• _Task directions_
Which of the lines below contain the string "sample"? Copy each one.

• _Data provided_
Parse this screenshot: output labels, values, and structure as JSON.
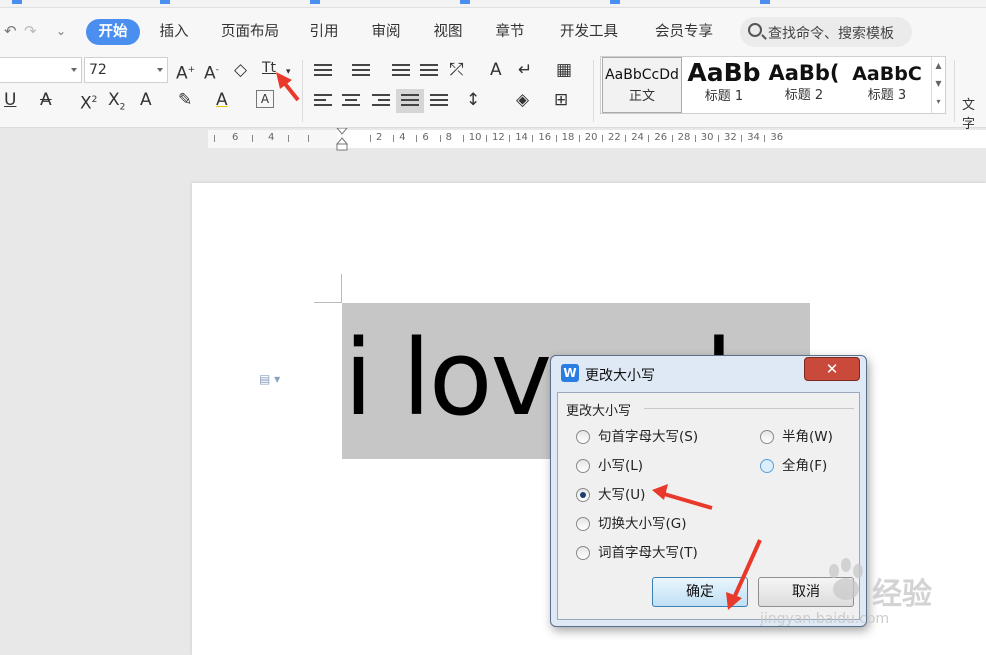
{
  "menubar": {
    "tabs": [
      "开始",
      "插入",
      "页面布局",
      "引用",
      "审阅",
      "视图",
      "章节",
      "开发工具",
      "会员专享"
    ],
    "active_tab": "开始",
    "search_placeholder": "查找命令、搜索模板"
  },
  "ribbon": {
    "font_size": "72",
    "styles": [
      {
        "sample": "AaBbCcDd",
        "label": "正文"
      },
      {
        "sample": "AaBb",
        "label": "标题 1"
      },
      {
        "sample": "AaBb(",
        "label": "标题 2"
      },
      {
        "sample": "AaBbC",
        "label": "标题 3"
      }
    ],
    "truncated_label": "文字"
  },
  "ruler": {
    "left_numbers": [
      "6",
      "4"
    ],
    "right_numbers": [
      "2",
      "4",
      "6",
      "8",
      "10",
      "12",
      "14",
      "16",
      "18",
      "20",
      "22",
      "24",
      "26",
      "28",
      "30",
      "32",
      "34",
      "36"
    ]
  },
  "document": {
    "text": "i love aba"
  },
  "dialog": {
    "title": "更改大小写",
    "close_label": "✕",
    "group_label": "更改大小写",
    "options_left": [
      {
        "label": "句首字母大写(S)",
        "checked": false
      },
      {
        "label": "小写(L)",
        "checked": false
      },
      {
        "label": "大写(U)",
        "checked": true
      },
      {
        "label": "切换大小写(G)",
        "checked": false
      },
      {
        "label": "词首字母大写(T)",
        "checked": false
      }
    ],
    "options_right": [
      {
        "label": "半角(W)",
        "checked": false
      },
      {
        "label": "全角(F)",
        "checked": false
      }
    ],
    "ok_label": "确定",
    "cancel_label": "取消"
  },
  "watermark": {
    "main": "经验",
    "url": "jingyan.baidu.com"
  },
  "colors": {
    "accent": "#4a8ff0",
    "annotation_arrow": "#e8392a",
    "selection": "#c6c6c6",
    "close_button": "#c94a3b"
  }
}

• _Answer section_
        "sample": "AaBbCcDd",
        "sample": "AaBb",
        "sample": "AaBb(",
        "sample": "AaBbC",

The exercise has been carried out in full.